(YOUR OBJECTIVE): Set down every entry exactly as it stands, omitting any picture.

(EXCERPTED RECORDS):
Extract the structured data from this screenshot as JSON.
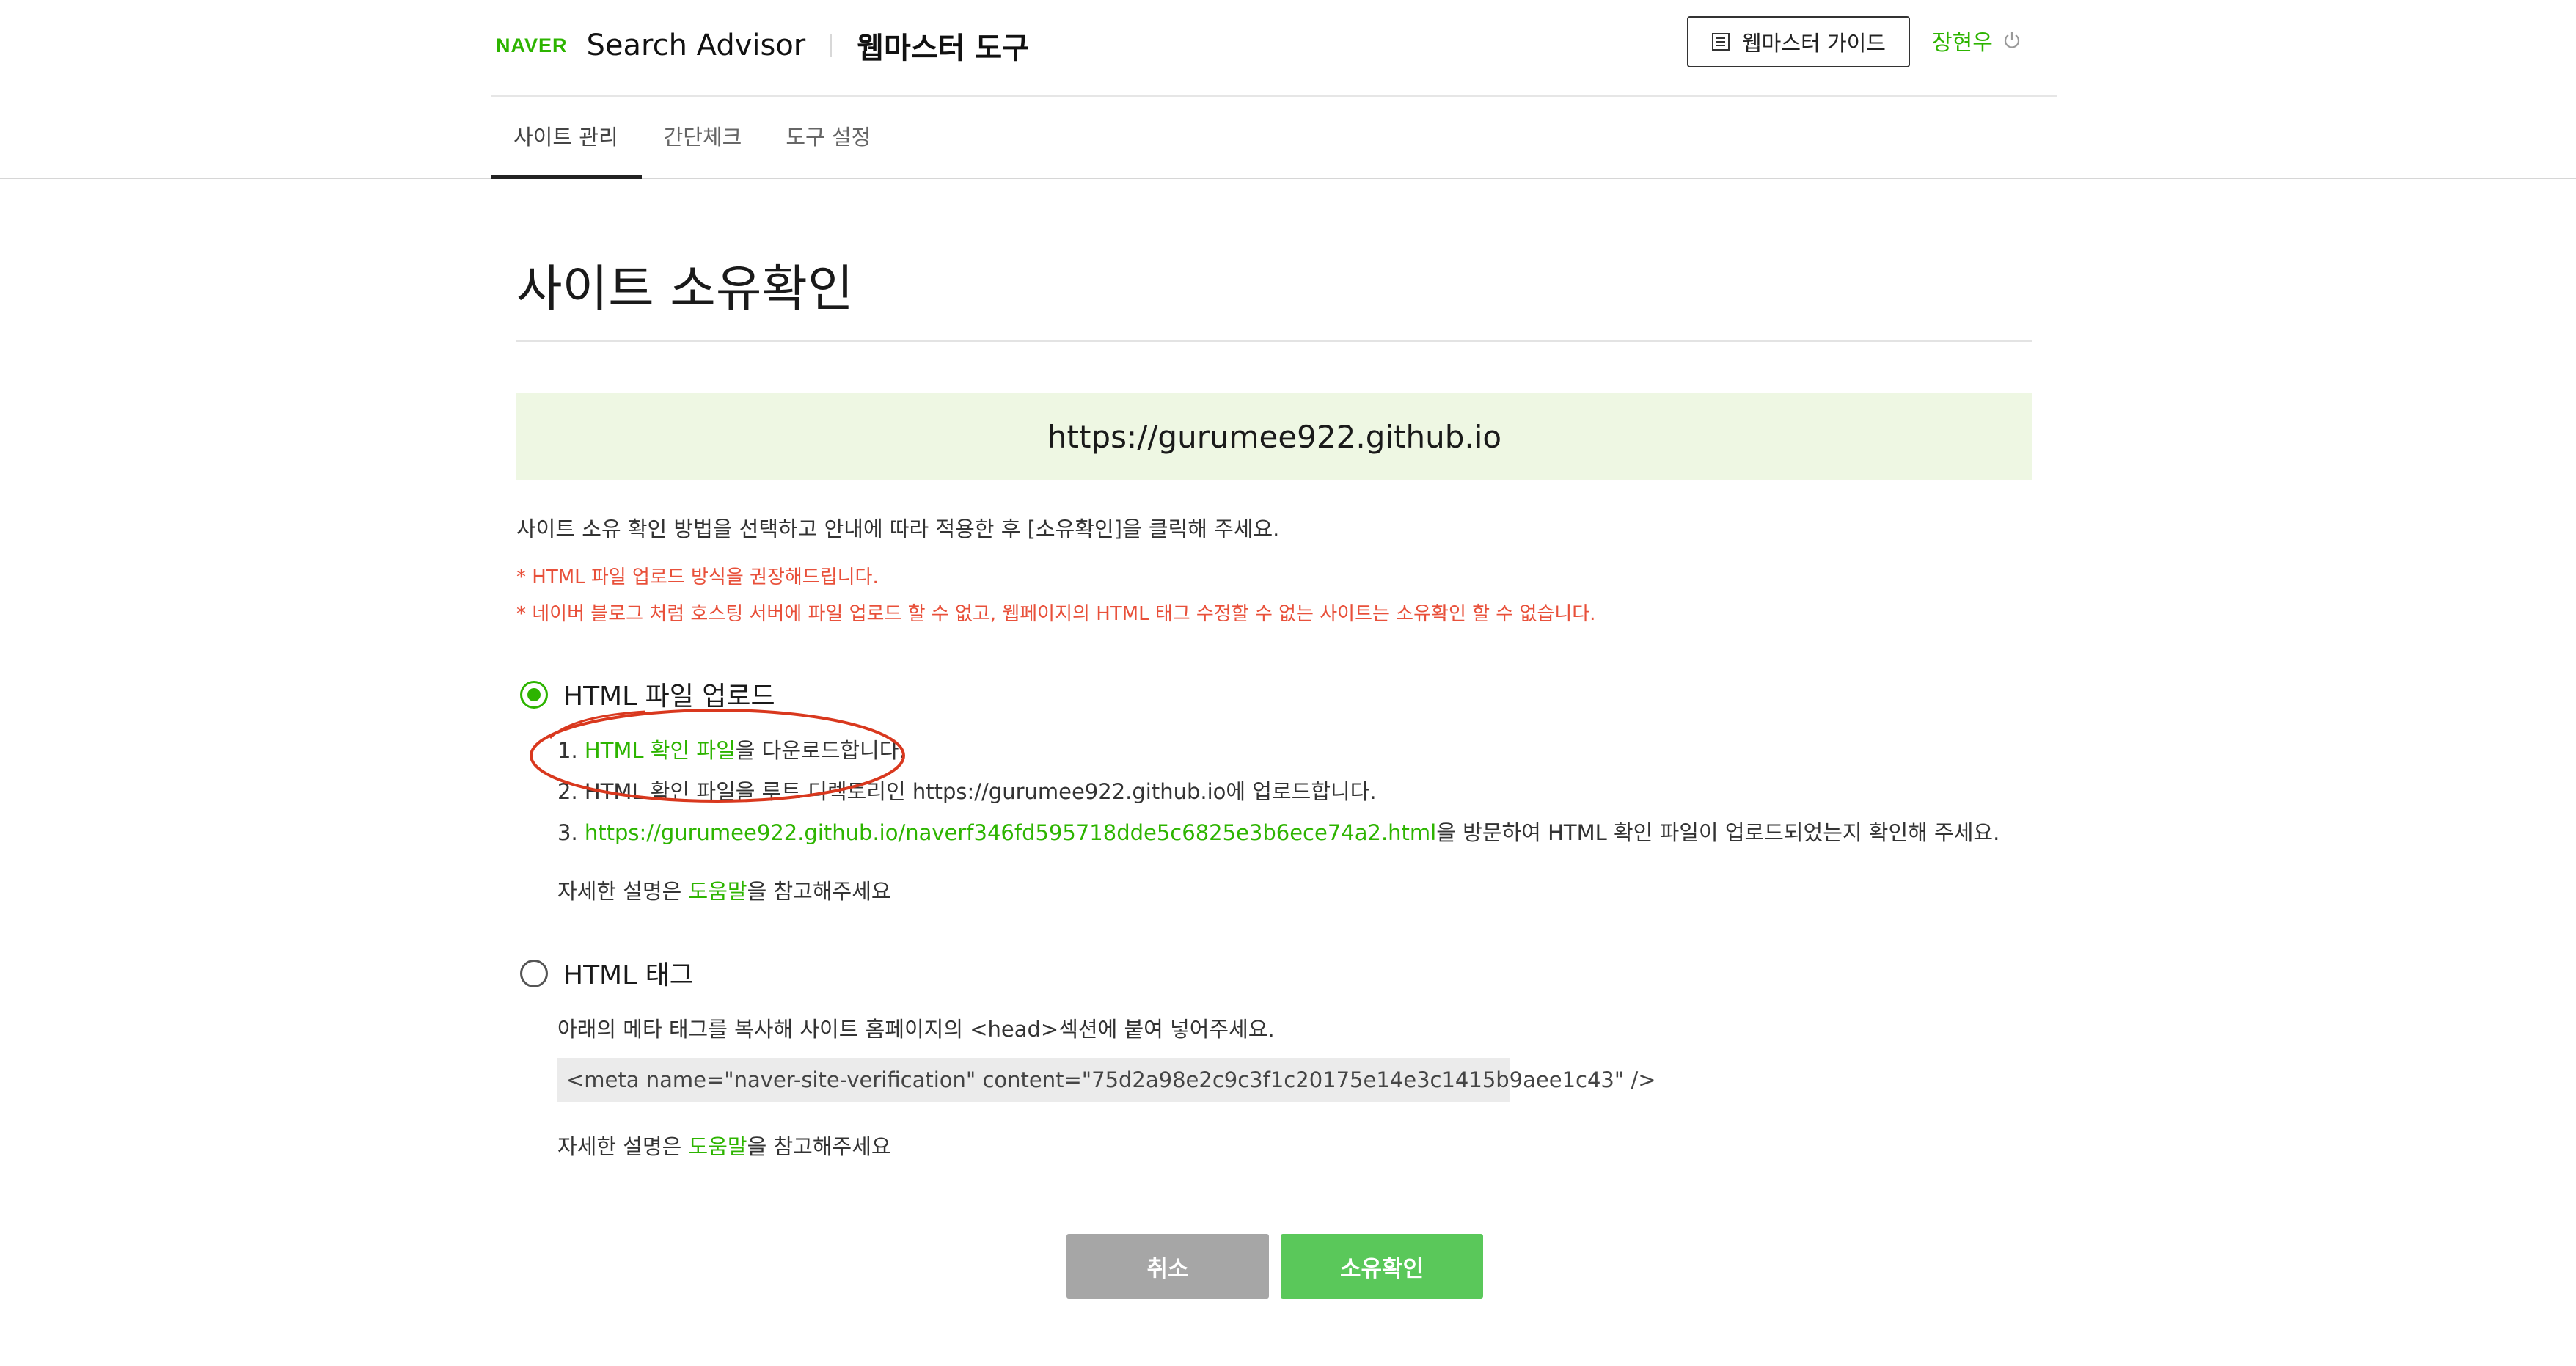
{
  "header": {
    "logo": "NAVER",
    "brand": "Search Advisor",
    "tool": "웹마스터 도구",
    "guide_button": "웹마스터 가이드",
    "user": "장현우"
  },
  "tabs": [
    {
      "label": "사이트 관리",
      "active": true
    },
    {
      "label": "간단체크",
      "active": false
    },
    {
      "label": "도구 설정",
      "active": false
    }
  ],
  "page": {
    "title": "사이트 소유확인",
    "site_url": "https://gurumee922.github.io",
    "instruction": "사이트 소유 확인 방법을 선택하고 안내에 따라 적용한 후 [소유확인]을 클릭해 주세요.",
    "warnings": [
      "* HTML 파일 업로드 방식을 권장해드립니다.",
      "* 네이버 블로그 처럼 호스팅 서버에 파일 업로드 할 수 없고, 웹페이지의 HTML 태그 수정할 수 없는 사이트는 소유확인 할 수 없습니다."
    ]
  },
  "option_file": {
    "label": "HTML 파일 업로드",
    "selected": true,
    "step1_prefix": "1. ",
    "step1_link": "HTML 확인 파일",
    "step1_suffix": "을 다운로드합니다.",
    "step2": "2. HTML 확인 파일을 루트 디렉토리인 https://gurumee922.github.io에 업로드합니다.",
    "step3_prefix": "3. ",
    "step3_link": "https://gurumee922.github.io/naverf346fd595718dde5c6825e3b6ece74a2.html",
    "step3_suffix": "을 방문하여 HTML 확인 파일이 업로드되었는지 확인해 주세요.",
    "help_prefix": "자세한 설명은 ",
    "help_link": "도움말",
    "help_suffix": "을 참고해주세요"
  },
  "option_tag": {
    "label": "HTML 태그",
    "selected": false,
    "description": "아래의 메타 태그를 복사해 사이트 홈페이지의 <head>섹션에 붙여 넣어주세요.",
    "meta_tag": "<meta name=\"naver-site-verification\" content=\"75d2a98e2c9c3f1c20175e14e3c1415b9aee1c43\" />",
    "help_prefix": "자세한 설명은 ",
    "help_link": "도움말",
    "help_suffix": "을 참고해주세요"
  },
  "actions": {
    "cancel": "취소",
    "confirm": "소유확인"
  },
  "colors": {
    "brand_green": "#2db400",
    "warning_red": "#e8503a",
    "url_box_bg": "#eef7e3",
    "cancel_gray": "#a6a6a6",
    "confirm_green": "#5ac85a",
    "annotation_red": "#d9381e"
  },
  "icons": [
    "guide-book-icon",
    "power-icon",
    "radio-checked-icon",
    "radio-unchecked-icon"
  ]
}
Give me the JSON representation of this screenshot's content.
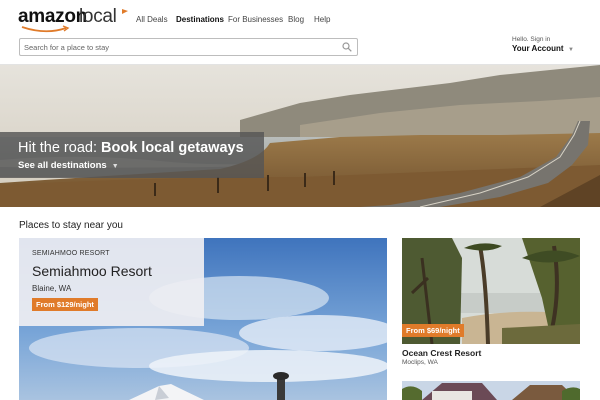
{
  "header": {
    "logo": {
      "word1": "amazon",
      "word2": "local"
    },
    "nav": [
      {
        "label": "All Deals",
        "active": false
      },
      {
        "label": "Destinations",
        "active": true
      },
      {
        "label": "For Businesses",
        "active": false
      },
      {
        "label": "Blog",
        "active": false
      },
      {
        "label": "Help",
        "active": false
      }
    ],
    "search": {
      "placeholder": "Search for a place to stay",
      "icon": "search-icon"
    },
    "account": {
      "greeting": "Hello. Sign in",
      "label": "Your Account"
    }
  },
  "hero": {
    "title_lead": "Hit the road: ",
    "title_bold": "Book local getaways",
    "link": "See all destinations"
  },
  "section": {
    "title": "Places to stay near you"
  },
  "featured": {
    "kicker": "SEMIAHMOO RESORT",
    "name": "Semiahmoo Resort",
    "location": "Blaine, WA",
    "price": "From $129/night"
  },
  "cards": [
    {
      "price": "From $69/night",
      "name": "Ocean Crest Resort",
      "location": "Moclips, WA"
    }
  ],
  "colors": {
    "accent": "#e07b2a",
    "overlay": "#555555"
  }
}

(TASK SOLUTION):
Extract the structured data from this screenshot as JSON.
{
  "header": {
    "logo": "NAVER",
    "brand": "Search Advisor",
    "tool": "웹마스터 도구",
    "guide_button": "웹마스터 가이드",
    "user": "장현우"
  },
  "tabs": [
    {
      "label": "사이트 관리",
      "active": true
    },
    {
      "label": "간단체크",
      "active": false
    },
    {
      "label": "도구 설정",
      "active": false
    }
  ],
  "page": {
    "title": "사이트 소유확인",
    "site_url": "https://gurumee922.github.io",
    "instruction": "사이트 소유 확인 방법을 선택하고 안내에 따라 적용한 후 [소유확인]을 클릭해 주세요.",
    "warnings": [
      "* HTML 파일 업로드 방식을 권장해드립니다.",
      "* 네이버 블로그 처럼 호스팅 서버에 파일 업로드 할 수 없고, 웹페이지의 HTML 태그 수정할 수 없는 사이트는 소유확인 할 수 없습니다."
    ]
  },
  "option_file": {
    "label": "HTML 파일 업로드",
    "selected": true,
    "step1_prefix": "1. ",
    "step1_link": "HTML 확인 파일",
    "step1_suffix": "을 다운로드합니다.",
    "step2": "2. HTML 확인 파일을 루트 디렉토리인 https://gurumee922.github.io에 업로드합니다.",
    "step3_prefix": "3. ",
    "step3_link": "https://gurumee922.github.io/naverf346fd595718dde5c6825e3b6ece74a2.html",
    "step3_suffix": "을 방문하여 HTML 확인 파일이 업로드되었는지 확인해 주세요.",
    "help_prefix": "자세한 설명은 ",
    "help_link": "도움말",
    "help_suffix": "을 참고해주세요"
  },
  "option_tag": {
    "label": "HTML 태그",
    "selected": false,
    "description": "아래의 메타 태그를 복사해 사이트 홈페이지의 <head>섹션에 붙여 넣어주세요.",
    "meta_tag": "<meta name=\"naver-site-verification\" content=\"75d2a98e2c9c3f1c20175e14e3c1415b9aee1c43\" />",
    "help_prefix": "자세한 설명은 ",
    "help_link": "도움말",
    "help_suffix": "을 참고해주세요"
  },
  "actions": {
    "cancel": "취소",
    "confirm": "소유확인"
  },
  "colors": {
    "brand_green": "#2db400",
    "warning_red": "#e8503a",
    "url_box_bg": "#eef7e3",
    "cancel_gray": "#a6a6a6",
    "confirm_green": "#5ac85a",
    "annotation_red": "#d9381e"
  },
  "icons": [
    "guide-book-icon",
    "power-icon",
    "radio-checked-icon",
    "radio-unchecked-icon"
  ]
}
Give me the JSON representation of this screenshot's content.
{
  "header": {
    "logo": {
      "word1": "amazon",
      "word2": "local"
    },
    "nav": [
      {
        "label": "All Deals",
        "active": false
      },
      {
        "label": "Destinations",
        "active": true
      },
      {
        "label": "For Businesses",
        "active": false
      },
      {
        "label": "Blog",
        "active": false
      },
      {
        "label": "Help",
        "active": false
      }
    ],
    "search": {
      "placeholder": "Search for a place to stay",
      "icon": "search-icon"
    },
    "account": {
      "greeting": "Hello. Sign in",
      "label": "Your Account"
    }
  },
  "hero": {
    "title_lead": "Hit the road: ",
    "title_bold": "Book local getaways",
    "link": "See all destinations"
  },
  "section": {
    "title": "Places to stay near you"
  },
  "featured": {
    "kicker": "SEMIAHMOO RESORT",
    "name": "Semiahmoo Resort",
    "location": "Blaine, WA",
    "price": "From $129/night"
  },
  "cards": [
    {
      "price": "From $69/night",
      "name": "Ocean Crest Resort",
      "location": "Moclips, WA"
    }
  ],
  "colors": {
    "accent": "#e07b2a",
    "overlay": "#555555"
  }
}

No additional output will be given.